== Task brief ==
I need the records below restated word for word, without their pictures.

== Provided material ==

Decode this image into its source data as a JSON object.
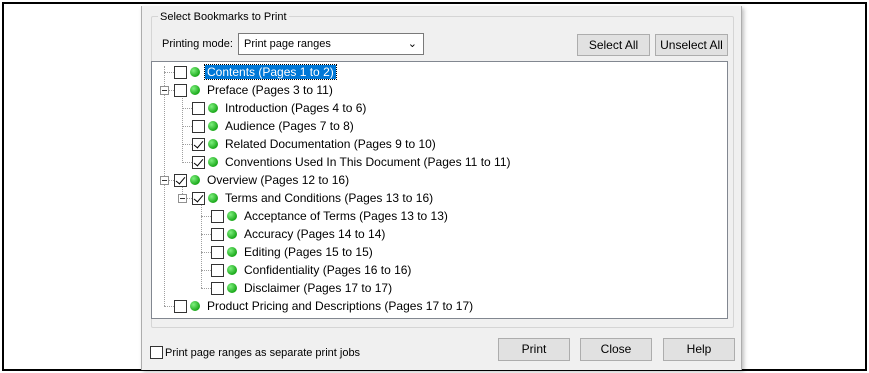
{
  "group_title": "Select Bookmarks to Print",
  "printing_mode": {
    "label": "Printing mode:",
    "selected": "Print page ranges"
  },
  "buttons": {
    "select_all": "Select All",
    "unselect_all": "Unselect All",
    "print": "Print",
    "close": "Close",
    "help": "Help"
  },
  "tree": [
    {
      "label": "Contents (Pages 1 to 2)",
      "checked": false,
      "selected": true
    },
    {
      "label": "Preface (Pages 3 to 11)",
      "checked": false
    },
    {
      "label": "Introduction (Pages 4 to 6)",
      "checked": false
    },
    {
      "label": "Audience (Pages 7 to 8)",
      "checked": false
    },
    {
      "label": "Related Documentation (Pages 9 to 10)",
      "checked": true
    },
    {
      "label": "Conventions Used In This Document (Pages 11 to 11)",
      "checked": true
    },
    {
      "label": "Overview (Pages 12 to 16)",
      "checked": true
    },
    {
      "label": "Terms and Conditions (Pages 13 to 16)",
      "checked": true
    },
    {
      "label": "Acceptance of Terms (Pages 13 to 13)",
      "checked": false
    },
    {
      "label": "Accuracy (Pages 14 to 14)",
      "checked": false
    },
    {
      "label": "Editing (Pages 15 to 15)",
      "checked": false
    },
    {
      "label": "Confidentiality (Pages 16 to 16)",
      "checked": false
    },
    {
      "label": "Disclaimer (Pages 17 to 17)",
      "checked": false
    },
    {
      "label": "Product Pricing and Descriptions (Pages 17 to 17)",
      "checked": false
    }
  ],
  "separate_jobs": {
    "label": "Print page ranges as separate print jobs",
    "checked": false
  },
  "colors": {
    "selection": "#0078d7",
    "status_dot": "#1aa81a"
  }
}
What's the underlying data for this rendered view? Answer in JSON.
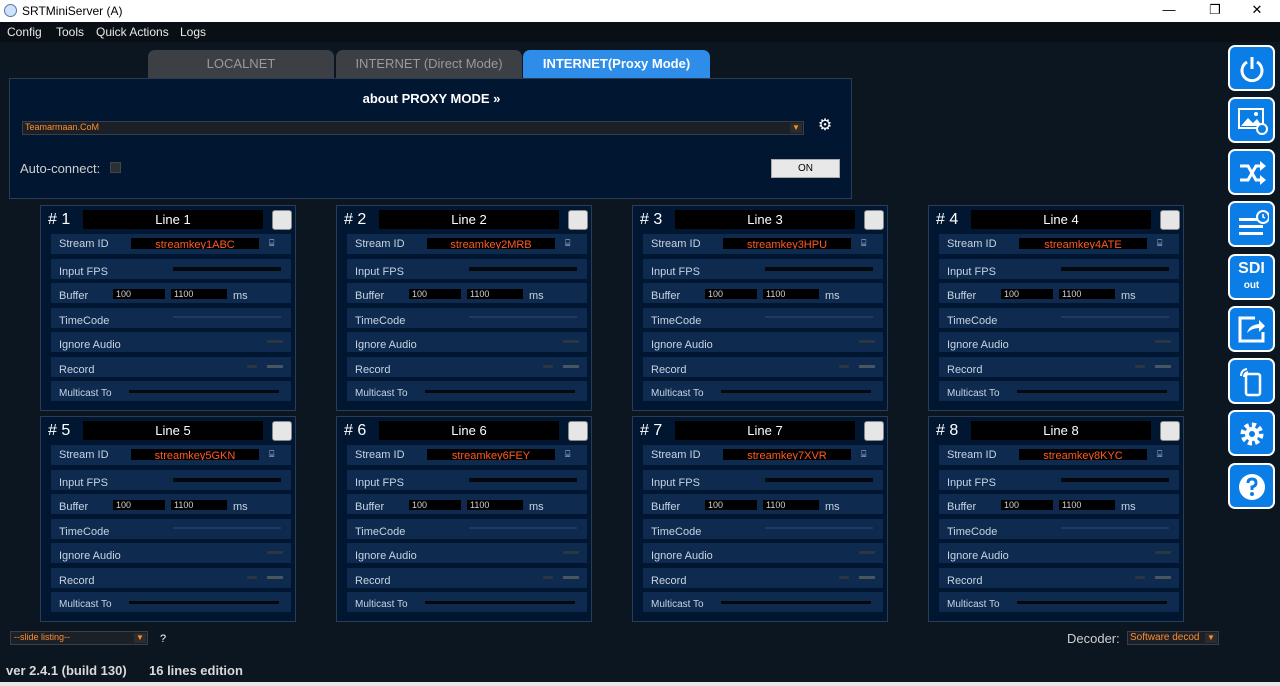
{
  "window": {
    "title": "SRTMiniServer (A)",
    "minimize": "—",
    "maximize": "❐",
    "close": "✕"
  },
  "menu": [
    "Config",
    "Tools",
    "Quick Actions",
    "Logs"
  ],
  "tabs": [
    {
      "label": "LOCALNET",
      "active": false
    },
    {
      "label": "INTERNET (Direct Mode)",
      "active": false
    },
    {
      "label": "INTERNET(Proxy Mode)",
      "active": true
    }
  ],
  "proxy": {
    "about": "about PROXY MODE »",
    "server": "Teamarmaan.CoM",
    "auto_connect_label": "Auto-connect:",
    "on_button": "ON"
  },
  "row_labels": {
    "stream_id": "Stream ID",
    "input_fps": "Input FPS",
    "buffer": "Buffer",
    "buffer_unit": "ms",
    "timecode": "TimeCode",
    "ignore_audio": "Ignore Audio",
    "record": "Record",
    "multicast": "Multicast To"
  },
  "lines": [
    {
      "num": "# 1",
      "name": "Line 1",
      "stream_id": "streamkey1ABC",
      "buf_min": "100",
      "buf_max": "1100"
    },
    {
      "num": "# 2",
      "name": "Line 2",
      "stream_id": "streamkey2MRB",
      "buf_min": "100",
      "buf_max": "1100"
    },
    {
      "num": "# 3",
      "name": "Line 3",
      "stream_id": "streamkey3HPU",
      "buf_min": "100",
      "buf_max": "1100"
    },
    {
      "num": "# 4",
      "name": "Line 4",
      "stream_id": "streamkey4ATE",
      "buf_min": "100",
      "buf_max": "1100"
    },
    {
      "num": "# 5",
      "name": "Line 5",
      "stream_id": "streamkey5GKN",
      "buf_min": "100",
      "buf_max": "1100"
    },
    {
      "num": "# 6",
      "name": "Line 6",
      "stream_id": "streamkey6FEY",
      "buf_min": "100",
      "buf_max": "1100"
    },
    {
      "num": "# 7",
      "name": "Line 7",
      "stream_id": "streamkey7XVR",
      "buf_min": "100",
      "buf_max": "1100"
    },
    {
      "num": "# 8",
      "name": "Line 8",
      "stream_id": "streamkey8KYC",
      "buf_min": "100",
      "buf_max": "1100"
    }
  ],
  "sidebar": [
    {
      "name": "power-icon"
    },
    {
      "name": "image-settings-icon"
    },
    {
      "name": "shuffle-icon"
    },
    {
      "name": "schedule-list-icon"
    },
    {
      "name": "sdi-out-icon",
      "label": "SDI",
      "sub": "out"
    },
    {
      "name": "share-icon"
    },
    {
      "name": "mobile-signal-icon"
    },
    {
      "name": "gear-icon"
    },
    {
      "name": "help-icon"
    }
  ],
  "bottom": {
    "slide_listing": "--slide listing--",
    "help": "?",
    "decoder_label": "Decoder:",
    "decoder_value": "Software decod",
    "version": "ver 2.4.1 (build 130)",
    "edition": "16 lines edition"
  },
  "colors": {
    "accent": "#2e8de8",
    "panel": "#001631",
    "stream_text": "#ff5a1f",
    "select_text": "#ff8c2a"
  }
}
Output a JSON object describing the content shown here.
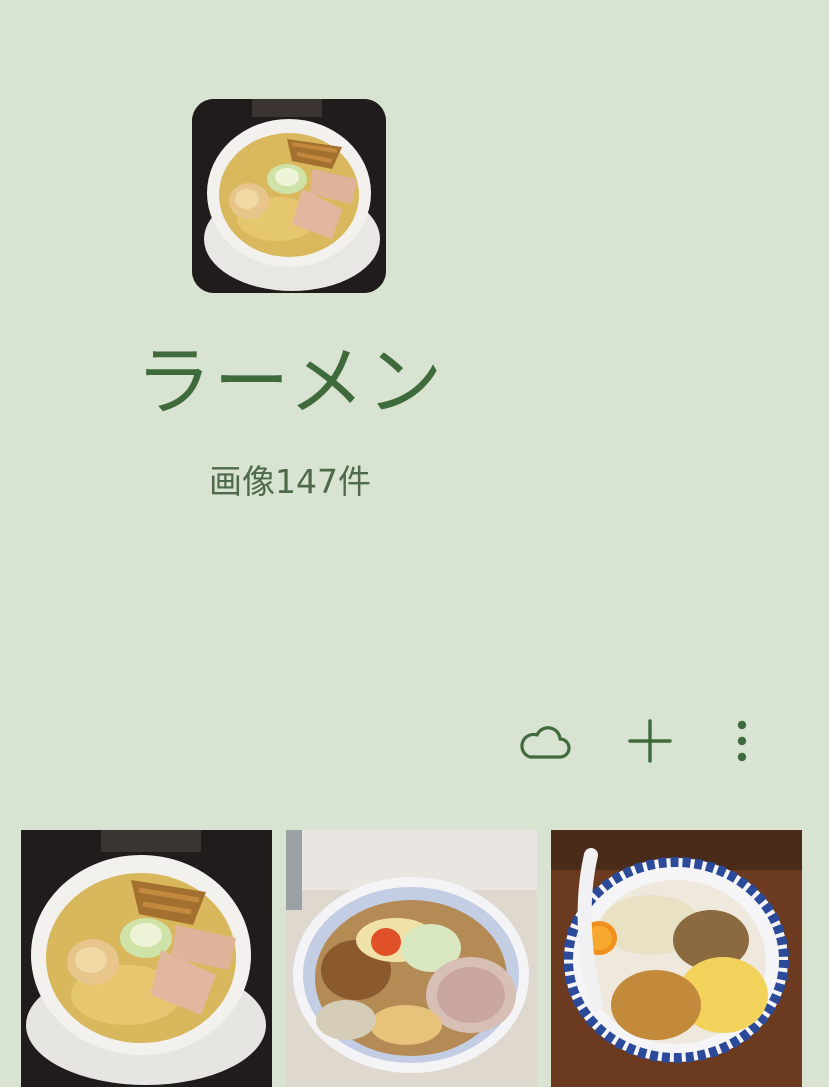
{
  "album": {
    "title": "ラーメン",
    "count": "画像147件",
    "cover_image": "ramen-bowl-with-egg-and-chashu-photo"
  },
  "toolbar": {
    "icons": [
      "cloud-icon",
      "plus-icon",
      "more-vert-icon"
    ],
    "accent_color": "#3f6a3c"
  },
  "thumbnails": [
    {
      "image": "shio-ramen-with-egg-and-menma-photo"
    },
    {
      "image": "mazesoba-with-chashu-and-egg-yolk-photo"
    },
    {
      "image": "abura-soba-with-cheese-and-egg-yolk-photo"
    }
  ],
  "colors": {
    "background": "#d8e3d1",
    "title": "#3f6a3c",
    "subtitle": "#4e6a4a"
  }
}
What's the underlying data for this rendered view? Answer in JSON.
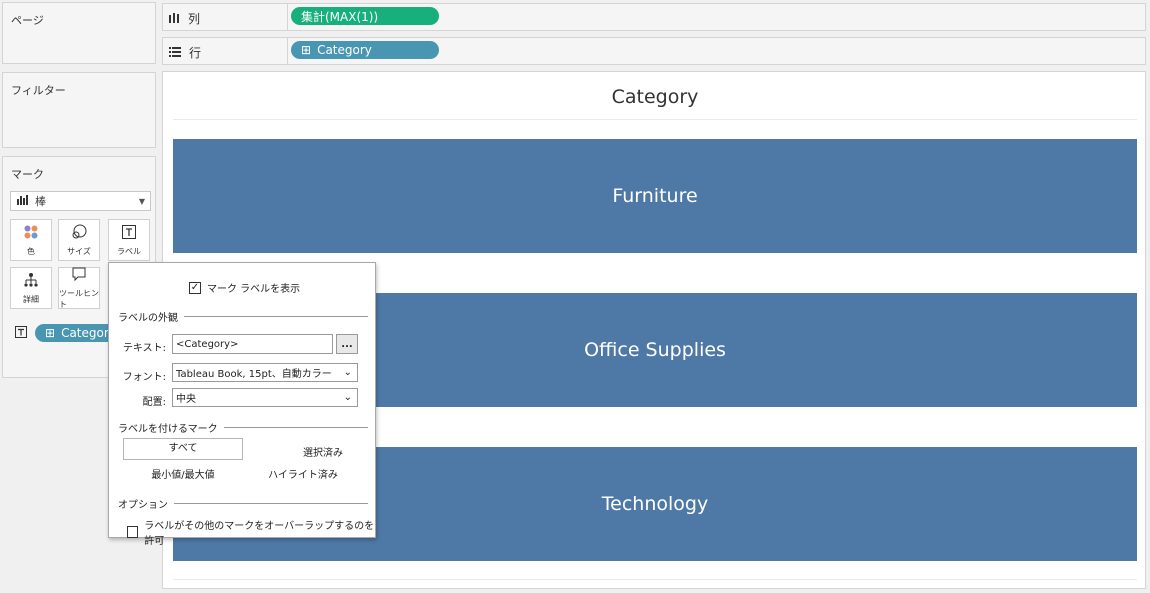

== Answer area ==
Decode this image into its source data as a JSON object.
{
  "group_title": "Select Bookmarks to Print",
  "printing_mode": {
    "label": "Printing mode:",
    "selected": "Print page ranges"
  },
  "buttons": {
    "select_all": "Select All",
    "unselect_all": "Unselect All",
    "print": "Print",
    "close": "Close",
    "help": "Help"
  },
  "tree": [
    {
      "label": "Contents (Pages 1 to 2)",
      "checked": false,
      "selected": true
    },
    {
      "label": "Preface (Pages 3 to 11)",
      "checked": false
    },
    {
      "label": "Introduction (Pages 4 to 6)",
      "checked": false
    },
    {
      "label": "Audience (Pages 7 to 8)",
      "checked": false
    },
    {
      "label": "Related Documentation (Pages 9 to 10)",
      "checked": true
    },
    {
      "label": "Conventions Used In This Document (Pages 11 to 11)",
      "checked": true
    },
    {
      "label": "Overview (Pages 12 to 16)",
      "checked": true
    },
    {
      "label": "Terms and Conditions (Pages 13 to 16)",
      "checked": true
    },
    {
      "label": "Acceptance of Terms (Pages 13 to 13)",
      "checked": false
    },
    {
      "label": "Accuracy (Pages 14 to 14)",
      "checked": false
    },
    {
      "label": "Editing (Pages 15 to 15)",
      "checked": false
    },
    {
      "label": "Confidentiality (Pages 16 to 16)",
      "checked": false
    },
    {
      "label": "Disclaimer (Pages 17 to 17)",
      "checked": false
    },
    {
      "label": "Product Pricing and Descriptions (Pages 17 to 17)",
      "checked": false
    }
  ],
  "separate_jobs": {
    "label": "Print page ranges as separate print jobs",
    "checked": false
  },
  "colors": {
    "selection": "#0078d7",
    "status_dot": "#1aa81a"
  }
}
What's the underlying data for this rendered view? Answer in JSON.
{
  "window": {
    "title": "SRTMiniServer (A)",
    "minimize": "—",
    "maximize": "❐",
    "close": "✕"
  },
  "menu": [
    "Config",
    "Tools",
    "Quick Actions",
    "Logs"
  ],
  "tabs": [
    {
      "label": "LOCALNET",
      "active": false
    },
    {
      "label": "INTERNET (Direct Mode)",
      "active": false
    },
    {
      "label": "INTERNET(Proxy Mode)",
      "active": true
    }
  ],
  "proxy": {
    "about": "about PROXY MODE »",
    "server": "Teamarmaan.CoM",
    "auto_connect_label": "Auto-connect:",
    "on_button": "ON"
  },
  "row_labels": {
    "stream_id": "Stream ID",
    "input_fps": "Input FPS",
    "buffer": "Buffer",
    "buffer_unit": "ms",
    "timecode": "TimeCode",
    "ignore_audio": "Ignore Audio",
    "record": "Record",
    "multicast": "Multicast To"
  },
  "lines": [
    {
      "num": "# 1",
      "name": "Line 1",
      "stream_id": "streamkey1ABC",
      "buf_min": "100",
      "buf_max": "1100"
    },
    {
      "num": "# 2",
      "name": "Line 2",
      "stream_id": "streamkey2MRB",
      "buf_min": "100",
      "buf_max": "1100"
    },
    {
      "num": "# 3",
      "name": "Line 3",
      "stream_id": "streamkey3HPU",
      "buf_min": "100",
      "buf_max": "1100"
    },
    {
      "num": "# 4",
      "name": "Line 4",
      "stream_id": "streamkey4ATE",
      "buf_min": "100",
      "buf_max": "1100"
    },
    {
      "num": "# 5",
      "name": "Line 5",
      "stream_id": "streamkey5GKN",
      "buf_min": "100",
      "buf_max": "1100"
    },
    {
      "num": "# 6",
      "name": "Line 6",
      "stream_id": "streamkey6FEY",
      "buf_min": "100",
      "buf_max": "1100"
    },
    {
      "num": "# 7",
      "name": "Line 7",
      "stream_id": "streamkey7XVR",
      "buf_min": "100",
      "buf_max": "1100"
    },
    {
      "num": "# 8",
      "name": "Line 8",
      "stream_id": "streamkey8KYC",
      "buf_min": "100",
      "buf_max": "1100"
    }
  ],
  "sidebar": [
    {
      "name": "power-icon"
    },
    {
      "name": "image-settings-icon"
    },
    {
      "name": "shuffle-icon"
    },
    {
      "name": "schedule-list-icon"
    },
    {
      "name": "sdi-out-icon",
      "label": "SDI",
      "sub": "out"
    },
    {
      "name": "share-icon"
    },
    {
      "name": "mobile-signal-icon"
    },
    {
      "name": "gear-icon"
    },
    {
      "name": "help-icon"
    }
  ],
  "bottom": {
    "slide_listing": "--slide listing--",
    "help": "?",
    "decoder_label": "Decoder:",
    "decoder_value": "Software decod",
    "version": "ver 2.4.1 (build 130)",
    "edition": "16 lines edition"
  },
  "colors": {
    "accent": "#2e8de8",
    "panel": "#001631",
    "stream_text": "#ff5a1f",
    "select_text": "#ff8c2a"
  }
}
Output a JSON object describing the content shown here.
{
  "album": {
    "title": "ラーメン",
    "count": "画像147件",
    "cover_image": "ramen-bowl-with-egg-and-chashu-photo"
  },
  "toolbar": {
    "icons": [
      "cloud-icon",
      "plus-icon",
      "more-vert-icon"
    ],
    "accent_color": "#3f6a3c"
  },
  "thumbnails": [
    {
      "image": "shio-ramen-with-egg-and-menma-photo"
    },
    {
      "image": "mazesoba-with-chashu-and-egg-yolk-photo"
    },
    {
      "image": "abura-soba-with-cheese-and-egg-yolk-photo"
    }
  ],
  "colors": {
    "background": "#d8e3d1",
    "title": "#3f6a3c",
    "subtitle": "#4e6a4a"
  }
}
What's the underlying data for this rendered view? Answer in JSON.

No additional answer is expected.